Sumatra (soo•maa•truh) is the largest island that is fully within the Republic of Indonesia and is home to roughly 55 million people. A leading producer in Indonesia's coffee industry, the size of Sumatra’s crop accounts for 74.2% of the country's total product.
Although the island of Sumatra is the leading producer of coffee in Indonesia, it wasn't actually the first island in the country to have coffee growing within its soil. Coffee plants were first brought to Java, Indonesia, from the Netherlands in the 1690s during the Dutch colonization period.
Currently, Indonesia exports around 67% of all its coffee production to foreign countries, bringing in $849 million every year. Unlike many other coffee-producing countries, a staggering 95% of Indonesia’s plantations are owned by smallholders, a term used for those who own or manage a small agricultural production. With over two million smallholders, this means many local families are supported by coffee sales made around the world.
Sumatra Tasting Profile:
Because of Indonesia’s rare variety of tropics and regions, it is a perfectly structured environment for growing and producing coffee. The island of Sumatra is specifically known for its vast assortment of character and flavor when it comes to the taste of coffee. The main factors that significantly contribute to the unique coffee we get from this region are closely tied to the nutrients found in the soil and the climate conditions of the area in which it is grown.
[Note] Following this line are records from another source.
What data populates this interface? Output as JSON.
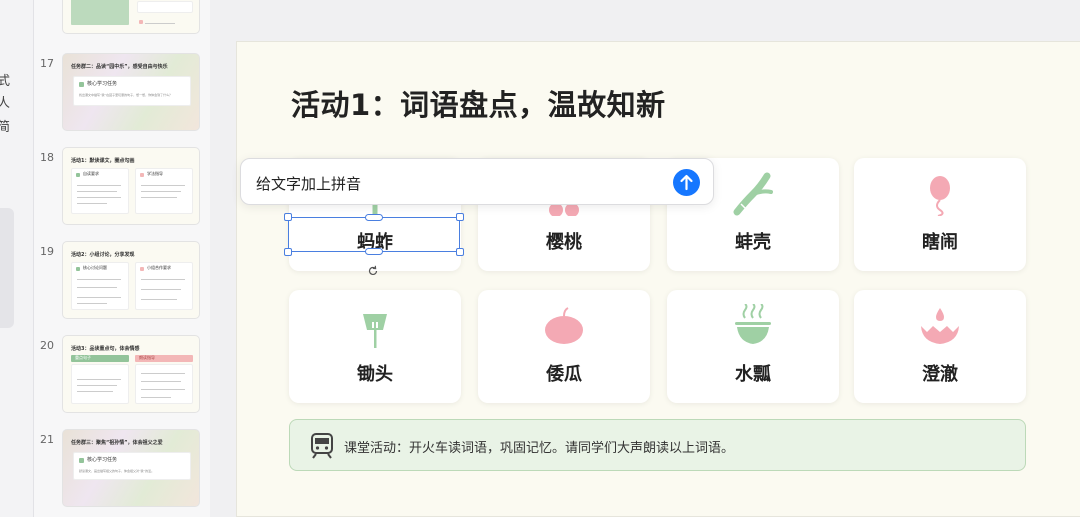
{
  "left_panel": {
    "clipped_chars": [
      "式",
      "人",
      "简"
    ]
  },
  "thumbnails": [
    {
      "number": "17",
      "title": "任务群二：品读“园中乐”，感受自由与快乐",
      "box_label": "核心学习任务",
      "box_text": "找出课文中描写“我”在园子里玩耍的句子，想一想，你体会到了什么？"
    },
    {
      "number": "18",
      "title": "活动1：默读课文，圈点勾画",
      "left_label": "自读要求",
      "right_label": "学法指导"
    },
    {
      "number": "19",
      "title": "活动2：小组讨论，分享发现",
      "left_label": "核心讨论问题",
      "right_label": "小组合作要求"
    },
    {
      "number": "20",
      "title": "活动3：品读重点句，体会情感",
      "left_label": "重点句子",
      "right_label": "朗读指导"
    },
    {
      "number": "21",
      "title": "任务群三：聚焦“祖孙情”，体会祖父之爱",
      "box_label": "核心学习任务",
      "box_text": "默读课文，画出描写祖父的句子，体会祖父对“我”的爱。"
    }
  ],
  "slide": {
    "title": "活动1：词语盘点，温故知新",
    "words": [
      {
        "text": "蚂蚱",
        "icon": "grasshopper-icon"
      },
      {
        "text": "樱桃",
        "icon": "cherry-icon"
      },
      {
        "text": "蚌壳",
        "icon": "leek-icon"
      },
      {
        "text": "瞎闹",
        "icon": "balloon-icon"
      },
      {
        "text": "锄头",
        "icon": "hoe-icon"
      },
      {
        "text": "倭瓜",
        "icon": "pumpkin-icon"
      },
      {
        "text": "水瓢",
        "icon": "bowl-icon"
      },
      {
        "text": "澄澈",
        "icon": "water-drop-icon"
      }
    ],
    "activity_text": "课堂活动：开火车读词语，巩固记忆。请同学们大声朗读以上词语。"
  },
  "prompt": {
    "text": "给文字加上拼音"
  },
  "colors": {
    "accent_blue": "#1677ff",
    "selection_blue": "#4a7fe0",
    "icon_green": "#9fd0a4",
    "icon_pink": "#f4a9b4",
    "activity_bg": "#e9f3e6"
  }
}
Giling Basah is a unique method used to process Sumatran coffee beans. This method allows the beans to develop a very full and concentrated flavor, complete with a light sprinkle of herbs and spices. This process also hulls the parchment off the beans at a large 50% moisture content, vastly higher than the typical 11-15% seen in other regions. This unique and uncommon practice gives Sumatran coffee beans their trademark flavor profile and signature color.